Rep. Pramila Jayapal, who was harassed and threatened outside her home by a man with a gun, says the increase in threats to Congressional members is linked to rhetoric about the 2020 election by former President Donald Trump and other members of the GOP.
In July, an armed man was arrested and charged with felony stalking after camping outside Jayapal's neighborhood and threatening her. One neighbor told police she heard the man shout: "Go back to India, I'm going to kill you."
Jayapal told MSNBC's Ali Velshi on Saturday that she wanted people to understand the connections between stolen election rhetoric and the increased threats that Congressional members are facing.
"I think that what has changed is there's a sense that everything is so unfair and it's been propelled by Donald Trump," Jayapal said. "'The institutions are unfair,' and that the only recourse is to violence and that is an extremely dangerous thing. And we saw it come to fruition on January 6, and now in ways that you know, I've seen outside my door."

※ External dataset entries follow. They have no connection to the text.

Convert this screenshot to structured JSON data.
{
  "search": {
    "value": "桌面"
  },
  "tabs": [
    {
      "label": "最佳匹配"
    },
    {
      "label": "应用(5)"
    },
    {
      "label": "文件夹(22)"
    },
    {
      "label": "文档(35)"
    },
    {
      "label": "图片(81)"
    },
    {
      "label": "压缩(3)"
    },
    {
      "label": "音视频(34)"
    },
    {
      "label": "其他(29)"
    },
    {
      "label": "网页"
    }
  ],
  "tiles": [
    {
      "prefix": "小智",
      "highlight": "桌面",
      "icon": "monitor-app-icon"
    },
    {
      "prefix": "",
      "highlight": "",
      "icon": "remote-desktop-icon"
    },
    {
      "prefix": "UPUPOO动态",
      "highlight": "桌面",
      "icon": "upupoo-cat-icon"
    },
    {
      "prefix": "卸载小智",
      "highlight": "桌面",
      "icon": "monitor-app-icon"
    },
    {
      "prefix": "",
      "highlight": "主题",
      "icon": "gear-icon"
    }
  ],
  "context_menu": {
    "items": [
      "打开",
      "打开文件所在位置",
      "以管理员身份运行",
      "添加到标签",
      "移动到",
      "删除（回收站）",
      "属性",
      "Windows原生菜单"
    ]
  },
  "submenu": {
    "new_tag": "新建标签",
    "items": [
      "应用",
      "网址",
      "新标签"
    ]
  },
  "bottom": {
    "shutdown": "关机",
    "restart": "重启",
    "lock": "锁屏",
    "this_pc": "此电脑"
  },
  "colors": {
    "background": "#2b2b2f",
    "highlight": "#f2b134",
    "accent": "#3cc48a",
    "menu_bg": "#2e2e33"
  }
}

On Thursday, Jayapal released voicemails of threats against her and her family. The person in the recording tells Jayapal she is going to get "exactly what you deserve" and tells her to "go back to India."
"Typically, political figures don't show their vulnerability," Jayapal wrote. "I chose to do so here because we cannot accept violence as our new norm. We also cannot accept the racism and sexism that underlies and propels so much of this violence."
Threats to lawmakers in congress have increased by 144% since 2022, according to Capitol Police data shared with Axios. In the first three months of 2022, nearly 2,000 threats made to Congress members resulted in the Capitol Police opening cases.
Congress members like California Rep. Eric Swalwell and Rep. Adam Kinzinger, who is on the House Committee Investigating Jan. 6, have also released threatening voicemails targeting them and their families.
In a Washington Post profile released Thursday, Jayapal recounted her experiences dealing with harassing and threatening voicemails. She said she often wanted to hide the threats because she didn't want people to know how they emotionally affected her.
"But at the same time," Jayapal told the Post, "it's important people understand how ubiquitous this is, and how much a part of our psyche it is taking up."
Read the original article on Business Insider